Repeat all the lines below exactly, but omit the pictures.

>>>

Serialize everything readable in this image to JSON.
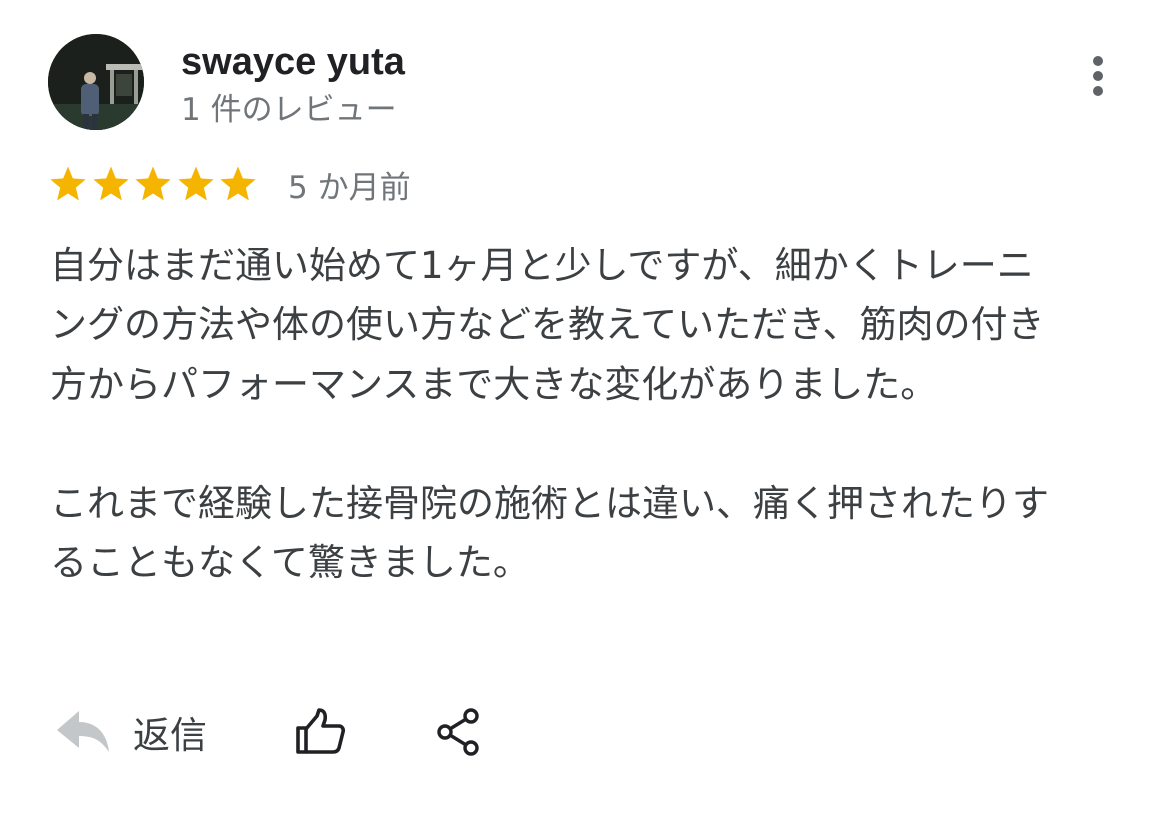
{
  "review": {
    "author_name": "swayce yuta",
    "review_count": "1 件のレビュー",
    "rating": 5,
    "rating_max": 5,
    "date": "5 か月前",
    "paragraphs": [
      "自分はまだ通い始めて1ヶ月と少しですが、細かくトレーニングの方法や体の使い方などを教えていただき、筋肉の付き方からパフォーマンスまで大きな変化がありました。",
      "これまで経験した接骨院の施術とは違い、痛く押されたりすることもなくて驚きました。"
    ]
  },
  "actions": {
    "reply_label": "返信",
    "reply_icon": "reply-arrow-icon",
    "like_icon": "thumbs-up-icon",
    "share_icon": "share-icon",
    "more_icon": "more-vert-icon"
  },
  "colors": {
    "star": "#f4b400",
    "name": "#202124",
    "meta": "#70757a",
    "body": "#3c4043",
    "reply_icon": "#c4c7c9"
  }
}
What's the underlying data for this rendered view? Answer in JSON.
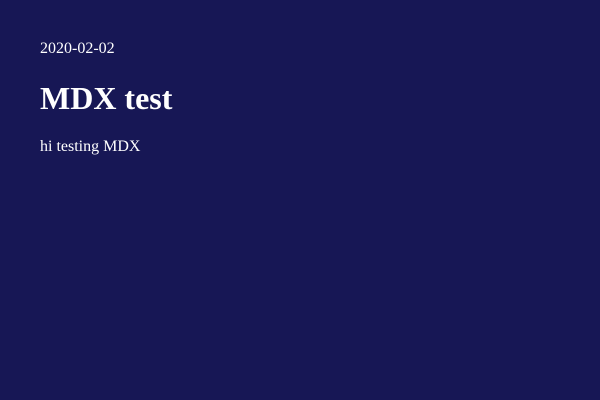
{
  "post": {
    "date": "2020-02-02",
    "title": "MDX test",
    "body": "hi testing MDX"
  },
  "colors": {
    "background": "#171755",
    "text": "#ffffff"
  }
}
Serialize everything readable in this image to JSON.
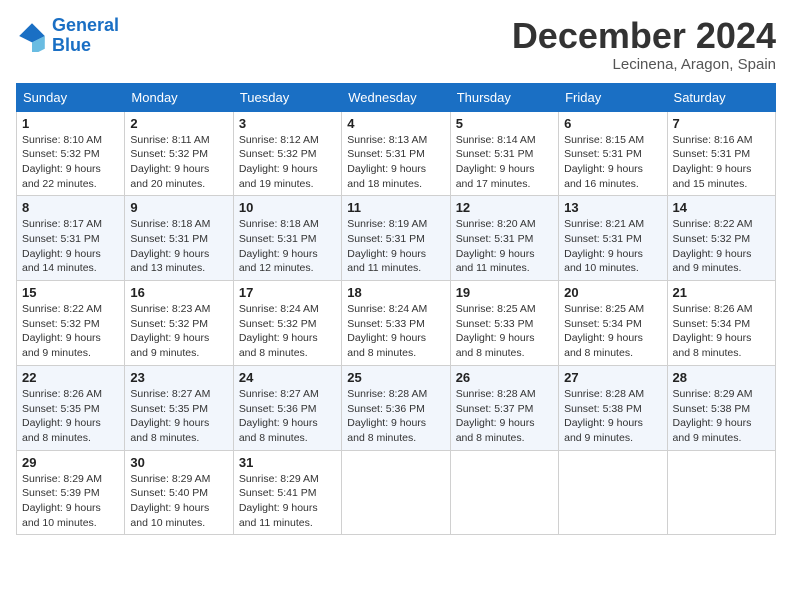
{
  "header": {
    "logo_line1": "General",
    "logo_line2": "Blue",
    "month": "December 2024",
    "location": "Lecinena, Aragon, Spain"
  },
  "days_of_week": [
    "Sunday",
    "Monday",
    "Tuesday",
    "Wednesday",
    "Thursday",
    "Friday",
    "Saturday"
  ],
  "weeks": [
    [
      {
        "day": "1",
        "info": "Sunrise: 8:10 AM\nSunset: 5:32 PM\nDaylight: 9 hours\nand 22 minutes."
      },
      {
        "day": "2",
        "info": "Sunrise: 8:11 AM\nSunset: 5:32 PM\nDaylight: 9 hours\nand 20 minutes."
      },
      {
        "day": "3",
        "info": "Sunrise: 8:12 AM\nSunset: 5:32 PM\nDaylight: 9 hours\nand 19 minutes."
      },
      {
        "day": "4",
        "info": "Sunrise: 8:13 AM\nSunset: 5:31 PM\nDaylight: 9 hours\nand 18 minutes."
      },
      {
        "day": "5",
        "info": "Sunrise: 8:14 AM\nSunset: 5:31 PM\nDaylight: 9 hours\nand 17 minutes."
      },
      {
        "day": "6",
        "info": "Sunrise: 8:15 AM\nSunset: 5:31 PM\nDaylight: 9 hours\nand 16 minutes."
      },
      {
        "day": "7",
        "info": "Sunrise: 8:16 AM\nSunset: 5:31 PM\nDaylight: 9 hours\nand 15 minutes."
      }
    ],
    [
      {
        "day": "8",
        "info": "Sunrise: 8:17 AM\nSunset: 5:31 PM\nDaylight: 9 hours\nand 14 minutes."
      },
      {
        "day": "9",
        "info": "Sunrise: 8:18 AM\nSunset: 5:31 PM\nDaylight: 9 hours\nand 13 minutes."
      },
      {
        "day": "10",
        "info": "Sunrise: 8:18 AM\nSunset: 5:31 PM\nDaylight: 9 hours\nand 12 minutes."
      },
      {
        "day": "11",
        "info": "Sunrise: 8:19 AM\nSunset: 5:31 PM\nDaylight: 9 hours\nand 11 minutes."
      },
      {
        "day": "12",
        "info": "Sunrise: 8:20 AM\nSunset: 5:31 PM\nDaylight: 9 hours\nand 11 minutes."
      },
      {
        "day": "13",
        "info": "Sunrise: 8:21 AM\nSunset: 5:31 PM\nDaylight: 9 hours\nand 10 minutes."
      },
      {
        "day": "14",
        "info": "Sunrise: 8:22 AM\nSunset: 5:32 PM\nDaylight: 9 hours\nand 9 minutes."
      }
    ],
    [
      {
        "day": "15",
        "info": "Sunrise: 8:22 AM\nSunset: 5:32 PM\nDaylight: 9 hours\nand 9 minutes."
      },
      {
        "day": "16",
        "info": "Sunrise: 8:23 AM\nSunset: 5:32 PM\nDaylight: 9 hours\nand 9 minutes."
      },
      {
        "day": "17",
        "info": "Sunrise: 8:24 AM\nSunset: 5:32 PM\nDaylight: 9 hours\nand 8 minutes."
      },
      {
        "day": "18",
        "info": "Sunrise: 8:24 AM\nSunset: 5:33 PM\nDaylight: 9 hours\nand 8 minutes."
      },
      {
        "day": "19",
        "info": "Sunrise: 8:25 AM\nSunset: 5:33 PM\nDaylight: 9 hours\nand 8 minutes."
      },
      {
        "day": "20",
        "info": "Sunrise: 8:25 AM\nSunset: 5:34 PM\nDaylight: 9 hours\nand 8 minutes."
      },
      {
        "day": "21",
        "info": "Sunrise: 8:26 AM\nSunset: 5:34 PM\nDaylight: 9 hours\nand 8 minutes."
      }
    ],
    [
      {
        "day": "22",
        "info": "Sunrise: 8:26 AM\nSunset: 5:35 PM\nDaylight: 9 hours\nand 8 minutes."
      },
      {
        "day": "23",
        "info": "Sunrise: 8:27 AM\nSunset: 5:35 PM\nDaylight: 9 hours\nand 8 minutes."
      },
      {
        "day": "24",
        "info": "Sunrise: 8:27 AM\nSunset: 5:36 PM\nDaylight: 9 hours\nand 8 minutes."
      },
      {
        "day": "25",
        "info": "Sunrise: 8:28 AM\nSunset: 5:36 PM\nDaylight: 9 hours\nand 8 minutes."
      },
      {
        "day": "26",
        "info": "Sunrise: 8:28 AM\nSunset: 5:37 PM\nDaylight: 9 hours\nand 8 minutes."
      },
      {
        "day": "27",
        "info": "Sunrise: 8:28 AM\nSunset: 5:38 PM\nDaylight: 9 hours\nand 9 minutes."
      },
      {
        "day": "28",
        "info": "Sunrise: 8:29 AM\nSunset: 5:38 PM\nDaylight: 9 hours\nand 9 minutes."
      }
    ],
    [
      {
        "day": "29",
        "info": "Sunrise: 8:29 AM\nSunset: 5:39 PM\nDaylight: 9 hours\nand 10 minutes."
      },
      {
        "day": "30",
        "info": "Sunrise: 8:29 AM\nSunset: 5:40 PM\nDaylight: 9 hours\nand 10 minutes."
      },
      {
        "day": "31",
        "info": "Sunrise: 8:29 AM\nSunset: 5:41 PM\nDaylight: 9 hours\nand 11 minutes."
      },
      null,
      null,
      null,
      null
    ]
  ]
}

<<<

THE COMPLETED TASK =>
Serialize everything readable in this image to JSON.
{
  "review": {
    "author_name": "swayce yuta",
    "review_count": "1 件のレビュー",
    "rating": 5,
    "rating_max": 5,
    "date": "5 か月前",
    "paragraphs": [
      "自分はまだ通い始めて1ヶ月と少しですが、細かくトレーニングの方法や体の使い方などを教えていただき、筋肉の付き方からパフォーマンスまで大きな変化がありました。",
      "これまで経験した接骨院の施術とは違い、痛く押されたりすることもなくて驚きました。"
    ]
  },
  "actions": {
    "reply_label": "返信",
    "reply_icon": "reply-arrow-icon",
    "like_icon": "thumbs-up-icon",
    "share_icon": "share-icon",
    "more_icon": "more-vert-icon"
  },
  "colors": {
    "star": "#f4b400",
    "name": "#202124",
    "meta": "#70757a",
    "body": "#3c4043",
    "reply_icon": "#c4c7c9"
  }
}
What's the underlying data for this rendered view? Answer in JSON.
{
  "post": {
    "date": "2020-02-02",
    "title": "MDX test",
    "body": "hi testing MDX"
  },
  "colors": {
    "background": "#171755",
    "text": "#ffffff"
  }
}
Serialize everything readable in this image to JSON.
{
  "header": {
    "logo_line1": "General",
    "logo_line2": "Blue",
    "month": "December 2024",
    "location": "Lecinena, Aragon, Spain"
  },
  "days_of_week": [
    "Sunday",
    "Monday",
    "Tuesday",
    "Wednesday",
    "Thursday",
    "Friday",
    "Saturday"
  ],
  "weeks": [
    [
      {
        "day": "1",
        "info": "Sunrise: 8:10 AM\nSunset: 5:32 PM\nDaylight: 9 hours\nand 22 minutes."
      },
      {
        "day": "2",
        "info": "Sunrise: 8:11 AM\nSunset: 5:32 PM\nDaylight: 9 hours\nand 20 minutes."
      },
      {
        "day": "3",
        "info": "Sunrise: 8:12 AM\nSunset: 5:32 PM\nDaylight: 9 hours\nand 19 minutes."
      },
      {
        "day": "4",
        "info": "Sunrise: 8:13 AM\nSunset: 5:31 PM\nDaylight: 9 hours\nand 18 minutes."
      },
      {
        "day": "5",
        "info": "Sunrise: 8:14 AM\nSunset: 5:31 PM\nDaylight: 9 hours\nand 17 minutes."
      },
      {
        "day": "6",
        "info": "Sunrise: 8:15 AM\nSunset: 5:31 PM\nDaylight: 9 hours\nand 16 minutes."
      },
      {
        "day": "7",
        "info": "Sunrise: 8:16 AM\nSunset: 5:31 PM\nDaylight: 9 hours\nand 15 minutes."
      }
    ],
    [
      {
        "day": "8",
        "info": "Sunrise: 8:17 AM\nSunset: 5:31 PM\nDaylight: 9 hours\nand 14 minutes."
      },
      {
        "day": "9",
        "info": "Sunrise: 8:18 AM\nSunset: 5:31 PM\nDaylight: 9 hours\nand 13 minutes."
      },
      {
        "day": "10",
        "info": "Sunrise: 8:18 AM\nSunset: 5:31 PM\nDaylight: 9 hours\nand 12 minutes."
      },
      {
        "day": "11",
        "info": "Sunrise: 8:19 AM\nSunset: 5:31 PM\nDaylight: 9 hours\nand 11 minutes."
      },
      {
        "day": "12",
        "info": "Sunrise: 8:20 AM\nSunset: 5:31 PM\nDaylight: 9 hours\nand 11 minutes."
      },
      {
        "day": "13",
        "info": "Sunrise: 8:21 AM\nSunset: 5:31 PM\nDaylight: 9 hours\nand 10 minutes."
      },
      {
        "day": "14",
        "info": "Sunrise: 8:22 AM\nSunset: 5:32 PM\nDaylight: 9 hours\nand 9 minutes."
      }
    ],
    [
      {
        "day": "15",
        "info": "Sunrise: 8:22 AM\nSunset: 5:32 PM\nDaylight: 9 hours\nand 9 minutes."
      },
      {
        "day": "16",
        "info": "Sunrise: 8:23 AM\nSunset: 5:32 PM\nDaylight: 9 hours\nand 9 minutes."
      },
      {
        "day": "17",
        "info": "Sunrise: 8:24 AM\nSunset: 5:32 PM\nDaylight: 9 hours\nand 8 minutes."
      },
      {
        "day": "18",
        "info": "Sunrise: 8:24 AM\nSunset: 5:33 PM\nDaylight: 9 hours\nand 8 minutes."
      },
      {
        "day": "19",
        "info": "Sunrise: 8:25 AM\nSunset: 5:33 PM\nDaylight: 9 hours\nand 8 minutes."
      },
      {
        "day": "20",
        "info": "Sunrise: 8:25 AM\nSunset: 5:34 PM\nDaylight: 9 hours\nand 8 minutes."
      },
      {
        "day": "21",
        "info": "Sunrise: 8:26 AM\nSunset: 5:34 PM\nDaylight: 9 hours\nand 8 minutes."
      }
    ],
    [
      {
        "day": "22",
        "info": "Sunrise: 8:26 AM\nSunset: 5:35 PM\nDaylight: 9 hours\nand 8 minutes."
      },
      {
        "day": "23",
        "info": "Sunrise: 8:27 AM\nSunset: 5:35 PM\nDaylight: 9 hours\nand 8 minutes."
      },
      {
        "day": "24",
        "info": "Sunrise: 8:27 AM\nSunset: 5:36 PM\nDaylight: 9 hours\nand 8 minutes."
      },
      {
        "day": "25",
        "info": "Sunrise: 8:28 AM\nSunset: 5:36 PM\nDaylight: 9 hours\nand 8 minutes."
      },
      {
        "day": "26",
        "info": "Sunrise: 8:28 AM\nSunset: 5:37 PM\nDaylight: 9 hours\nand 8 minutes."
      },
      {
        "day": "27",
        "info": "Sunrise: 8:28 AM\nSunset: 5:38 PM\nDaylight: 9 hours\nand 9 minutes."
      },
      {
        "day": "28",
        "info": "Sunrise: 8:29 AM\nSunset: 5:38 PM\nDaylight: 9 hours\nand 9 minutes."
      }
    ],
    [
      {
        "day": "29",
        "info": "Sunrise: 8:29 AM\nSunset: 5:39 PM\nDaylight: 9 hours\nand 10 minutes."
      },
      {
        "day": "30",
        "info": "Sunrise: 8:29 AM\nSunset: 5:40 PM\nDaylight: 9 hours\nand 10 minutes."
      },
      {
        "day": "31",
        "info": "Sunrise: 8:29 AM\nSunset: 5:41 PM\nDaylight: 9 hours\nand 11 minutes."
      },
      null,
      null,
      null,
      null
    ]
  ]
}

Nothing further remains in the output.